BEGIN EXTRACTED RECORDS

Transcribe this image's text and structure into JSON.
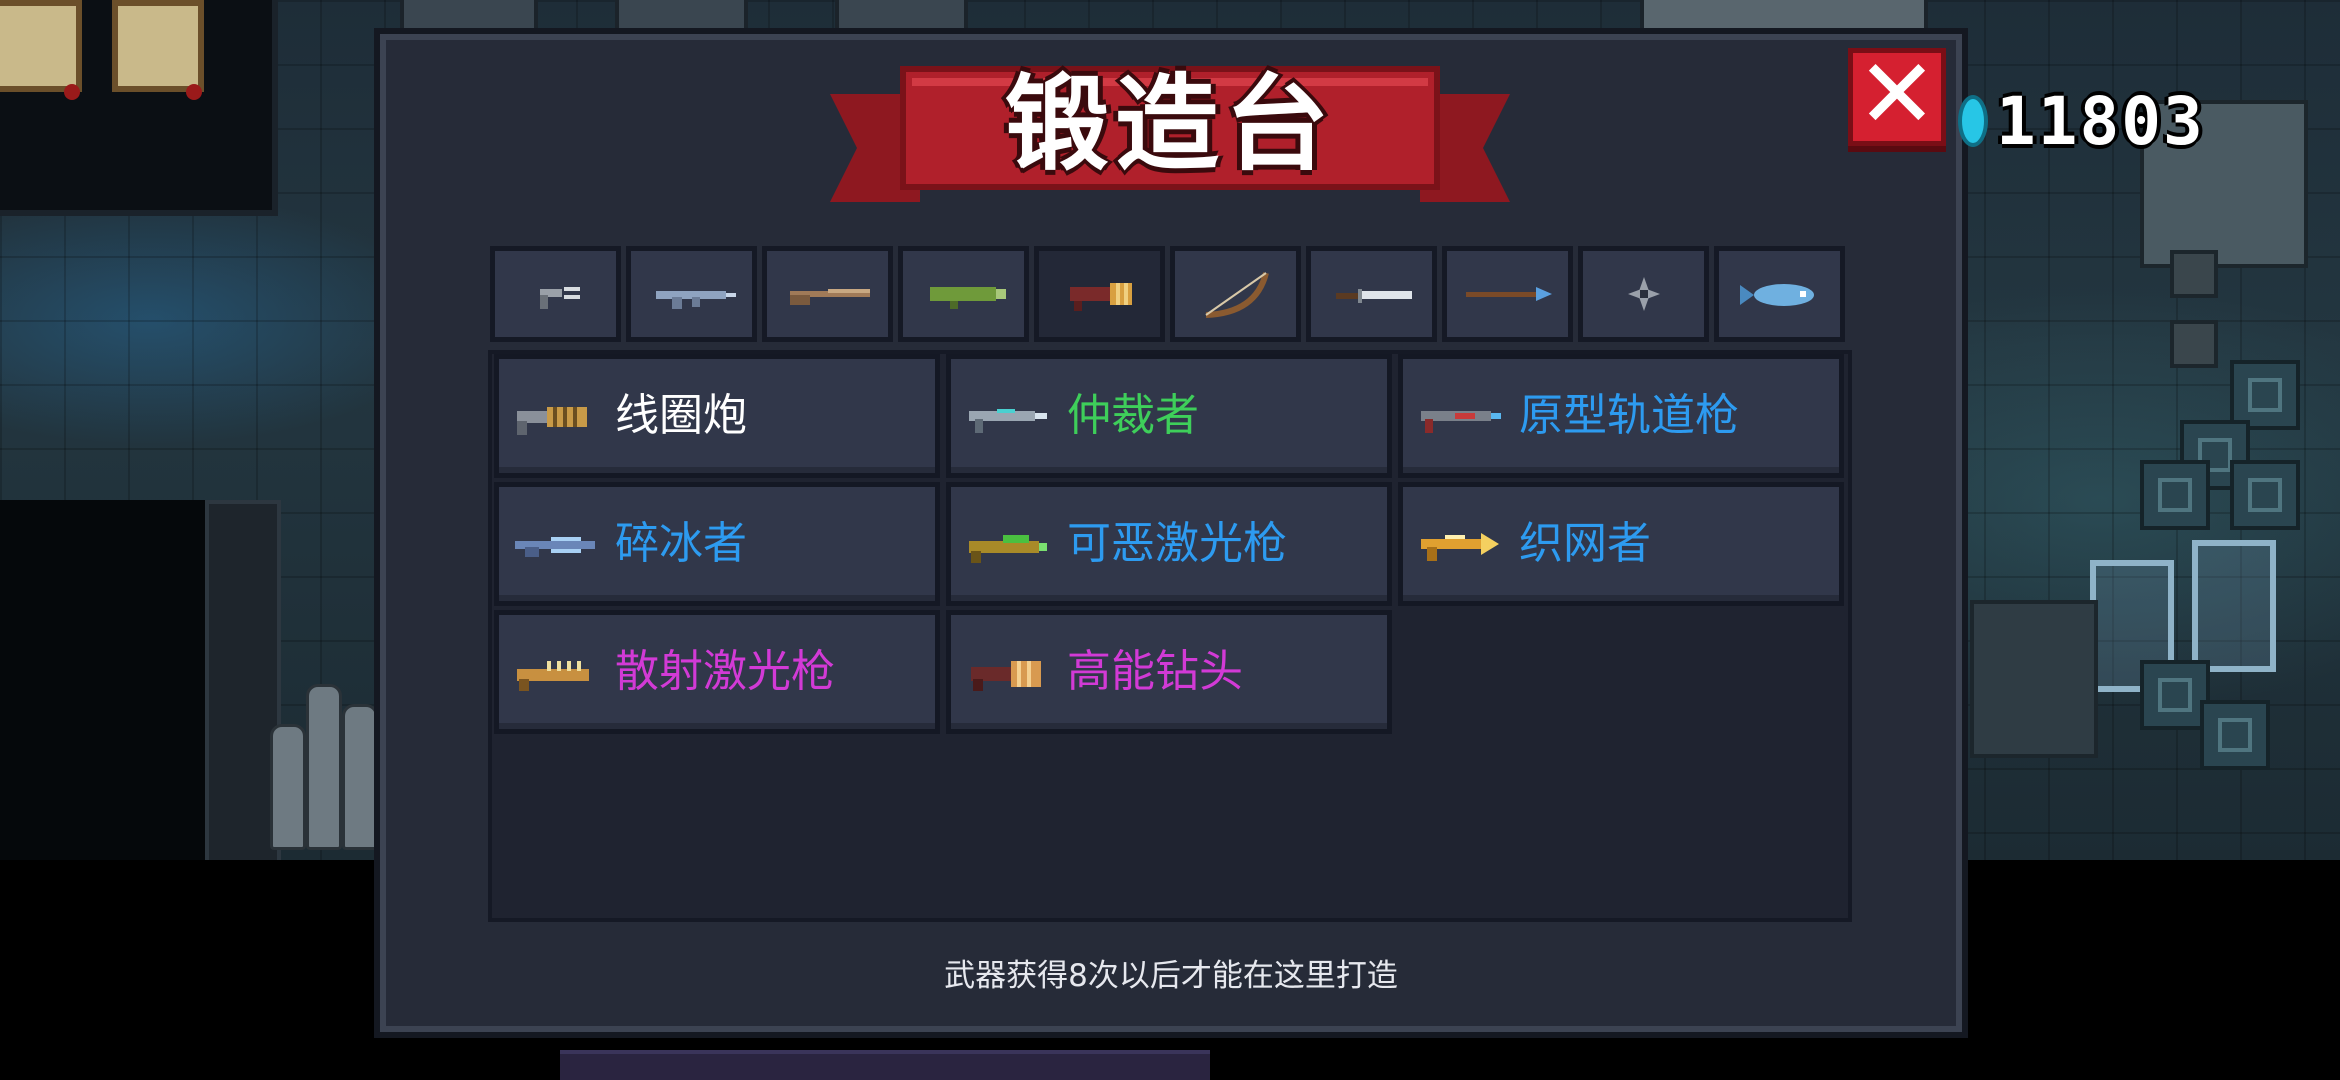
{
  "title": "锻造台",
  "coins": {
    "value": "11803",
    "icon": "gem-coin-icon"
  },
  "close_icon": "close-icon",
  "tabs": [
    {
      "icon": "pistol-icon",
      "active": false
    },
    {
      "icon": "rifle-icon",
      "active": false
    },
    {
      "icon": "shotgun-icon",
      "active": false
    },
    {
      "icon": "launcher-icon",
      "active": false
    },
    {
      "icon": "laser-cannon-icon",
      "active": true
    },
    {
      "icon": "bow-icon",
      "active": false
    },
    {
      "icon": "sword-icon",
      "active": false
    },
    {
      "icon": "spear-icon",
      "active": false
    },
    {
      "icon": "throwing-star-icon",
      "active": false
    },
    {
      "icon": "fish-weapon-icon",
      "active": false
    }
  ],
  "weapons": [
    {
      "name": "线圈炮",
      "color": "#ffffff",
      "icon": "coil-cannon-icon"
    },
    {
      "name": "仲裁者",
      "color": "#3ecf5a",
      "icon": "arbiter-icon"
    },
    {
      "name": "原型轨道枪",
      "color": "#2d9bf0",
      "icon": "prototype-railgun-icon"
    },
    {
      "name": "碎冰者",
      "color": "#2d9bf0",
      "icon": "ice-breaker-icon"
    },
    {
      "name": "可恶激光枪",
      "color": "#2d9bf0",
      "icon": "nasty-laser-gun-icon"
    },
    {
      "name": "织网者",
      "color": "#2d9bf0",
      "icon": "web-weaver-icon"
    },
    {
      "name": "散射激光枪",
      "color": "#d23ad6",
      "icon": "scatter-laser-gun-icon"
    },
    {
      "name": "高能钻头",
      "color": "#d23ad6",
      "icon": "high-energy-drill-icon"
    }
  ],
  "footer_note": "武器获得8次以后才能在这里打造"
}
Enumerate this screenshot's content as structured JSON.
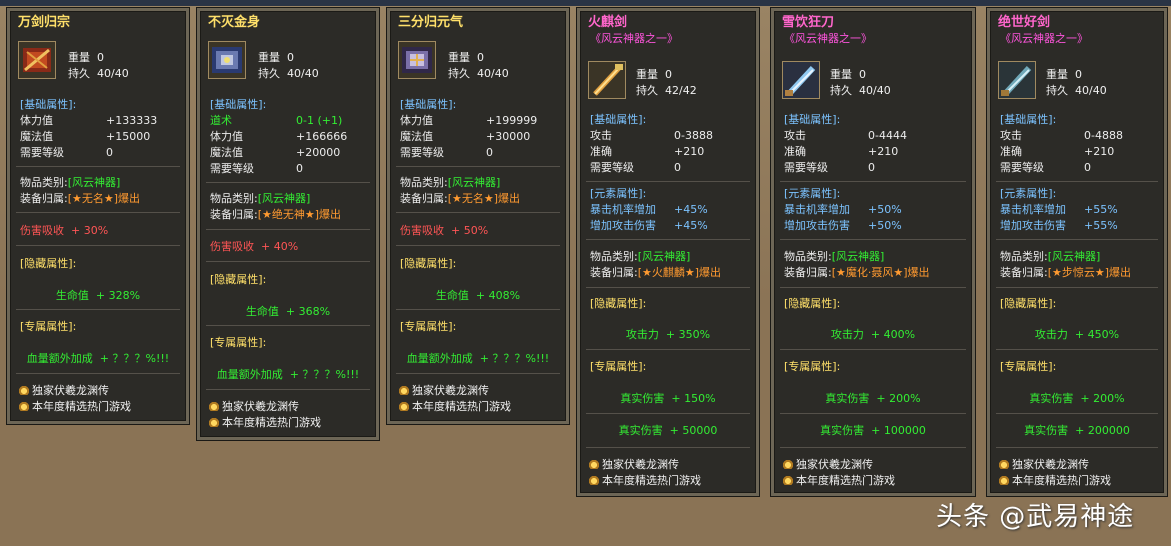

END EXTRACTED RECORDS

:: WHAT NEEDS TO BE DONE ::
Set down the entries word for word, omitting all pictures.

:: SOLUTION TO THIS EXERCISE ::
Transcribe this image's text and structure into JSON.
{
  "title": "锻造台",
  "coins": {
    "value": "11803",
    "icon": "gem-coin-icon"
  },
  "close_icon": "close-icon",
  "tabs": [
    {
      "icon": "pistol-icon",
      "active": false
    },
    {
      "icon": "rifle-icon",
      "active": false
    },
    {
      "icon": "shotgun-icon",
      "active": false
    },
    {
      "icon": "launcher-icon",
      "active": false
    },
    {
      "icon": "laser-cannon-icon",
      "active": true
    },
    {
      "icon": "bow-icon",
      "active": false
    },
    {
      "icon": "sword-icon",
      "active": false
    },
    {
      "icon": "spear-icon",
      "active": false
    },
    {
      "icon": "throwing-star-icon",
      "active": false
    },
    {
      "icon": "fish-weapon-icon",
      "active": false
    }
  ],
  "weapons": [
    {
      "name": "线圈炮",
      "color": "#ffffff",
      "icon": "coil-cannon-icon"
    },
    {
      "name": "仲裁者",
      "color": "#3ecf5a",
      "icon": "arbiter-icon"
    },
    {
      "name": "原型轨道枪",
      "color": "#2d9bf0",
      "icon": "prototype-railgun-icon"
    },
    {
      "name": "碎冰者",
      "color": "#2d9bf0",
      "icon": "ice-breaker-icon"
    },
    {
      "name": "可恶激光枪",
      "color": "#2d9bf0",
      "icon": "nasty-laser-gun-icon"
    },
    {
      "name": "织网者",
      "color": "#2d9bf0",
      "icon": "web-weaver-icon"
    },
    {
      "name": "散射激光枪",
      "color": "#d23ad6",
      "icon": "scatter-laser-gun-icon"
    },
    {
      "name": "高能钻头",
      "color": "#d23ad6",
      "icon": "high-energy-drill-icon"
    }
  ],
  "footer_note": "武器获得8次以后才能在这里打造"
}
Enumerate this screenshot's content as structured JSON.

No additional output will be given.